Congratulations! Your entire life has changed with the arrival of your new little one! And while that arrival brings baby snuggles and coos over just how tiny their toes are, this period can also present challenges and struggles.
The postpartum period is one of massive hormonal shifts, physical pain and healing, and adjustment to a new schedule revolving around a little being. With this in mind, it is completely natural to not feel like yourself for the first few weeks. This period of time is often referred to as the “baby blues,” and it is characterized by weepiness, worrying, stress, impatience, irritability, fatigue, insomnia, mood changes, and difficulty concentrating. But postpartum anxiety is more than just the “baby blues” and is completely separate from the more-talked-about postpartum depression.
Postpartum anxiety includes constant or near constant worry, feelings of dread and fear, sleep disruption (not related to your newborn’s sleep), racing thoughts, feeling on edge or tense with no relief, and an overwhelming stress and concern about being a parent. Additionally, physical symptoms of postpartum anxiety may include feeling jittery, an elevated heart rate, rapid breathing, chest pain, or panic attacks. These symptoms extend past the natural tendency to worry about your child and your parenting and begin to impact daily living and functioning. Symptoms of postpartum anxiety typically develop a few weeks after the birth of your child, but may develop as early as during pregnancy or as late as into the child’s first year of life.
Certain factors put some new moms at a higher risk of developing postpartum anxiety than others. Mothers who have a previous diagnosis of anxiety, who have a family history of anxiety, have a history of disordered eating, or who deal with obsessive-compulsive disorder are more likely to suffer from this type of anxiety. Additionally, many women who experience postpartum anxiety also experience postpartum depression.
When it comes to addressing postpartum anxiety, the first step is talking with your support people and your Ob-Gyn or primary care physician. Talk with people who are safe and can offer you support and direction during this new and challenging period. Scheduling an appointment with a therapist is also recommended so that you have the opportunity to learn useful skills. Medication may also become an option and there are several medications that are safe to take if you have chosen to breastfeed your little one.
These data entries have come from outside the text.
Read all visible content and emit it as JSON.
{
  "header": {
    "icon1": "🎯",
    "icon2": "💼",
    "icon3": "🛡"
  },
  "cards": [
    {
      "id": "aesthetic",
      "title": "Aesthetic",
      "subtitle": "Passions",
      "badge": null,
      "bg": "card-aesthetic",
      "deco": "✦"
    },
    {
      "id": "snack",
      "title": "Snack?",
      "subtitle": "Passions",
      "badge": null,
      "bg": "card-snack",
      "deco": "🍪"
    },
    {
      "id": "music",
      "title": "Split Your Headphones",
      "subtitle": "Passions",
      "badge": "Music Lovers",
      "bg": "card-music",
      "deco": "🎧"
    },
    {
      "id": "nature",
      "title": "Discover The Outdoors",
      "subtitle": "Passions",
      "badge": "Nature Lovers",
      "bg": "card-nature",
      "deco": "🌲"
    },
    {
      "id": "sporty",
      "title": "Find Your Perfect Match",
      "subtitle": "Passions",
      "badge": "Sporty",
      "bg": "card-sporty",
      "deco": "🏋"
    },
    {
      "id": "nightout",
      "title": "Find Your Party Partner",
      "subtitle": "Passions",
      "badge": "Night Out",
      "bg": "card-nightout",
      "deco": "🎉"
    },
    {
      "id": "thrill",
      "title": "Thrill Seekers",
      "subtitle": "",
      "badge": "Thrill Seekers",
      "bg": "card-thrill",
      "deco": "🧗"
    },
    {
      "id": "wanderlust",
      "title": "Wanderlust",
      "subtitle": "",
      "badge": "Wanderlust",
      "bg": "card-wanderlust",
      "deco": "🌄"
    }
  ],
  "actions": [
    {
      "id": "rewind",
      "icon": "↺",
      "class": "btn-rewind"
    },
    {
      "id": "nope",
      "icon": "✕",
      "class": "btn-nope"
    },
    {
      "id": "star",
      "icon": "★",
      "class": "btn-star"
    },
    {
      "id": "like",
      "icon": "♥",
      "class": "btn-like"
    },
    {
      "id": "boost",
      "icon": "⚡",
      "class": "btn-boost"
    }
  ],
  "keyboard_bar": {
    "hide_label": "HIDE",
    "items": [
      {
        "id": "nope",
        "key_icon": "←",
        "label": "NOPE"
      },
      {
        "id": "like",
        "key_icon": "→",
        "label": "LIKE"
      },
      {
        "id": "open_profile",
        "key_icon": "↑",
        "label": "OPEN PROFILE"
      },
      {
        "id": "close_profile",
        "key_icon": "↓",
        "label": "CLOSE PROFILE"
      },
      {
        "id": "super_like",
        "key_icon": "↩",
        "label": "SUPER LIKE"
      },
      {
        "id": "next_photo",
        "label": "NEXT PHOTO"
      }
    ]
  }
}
As for skills you can implement immediately – it all comes back to self-care. Part of the postpartum anxiety experience is worrying that you are unable to care for your child, and one of the foundational, yet seemingly contradictory pieces of caring for your child involves caring for yourself. Work with your support system to create time for you to rest and tend to your own health and healing. Connect with others, either virtually or in person, who are in a similar stage of life. Extend yourself some self-compassion and remember that just as your new baby is learning how to be in this world, you too are learning how to be a parent for them.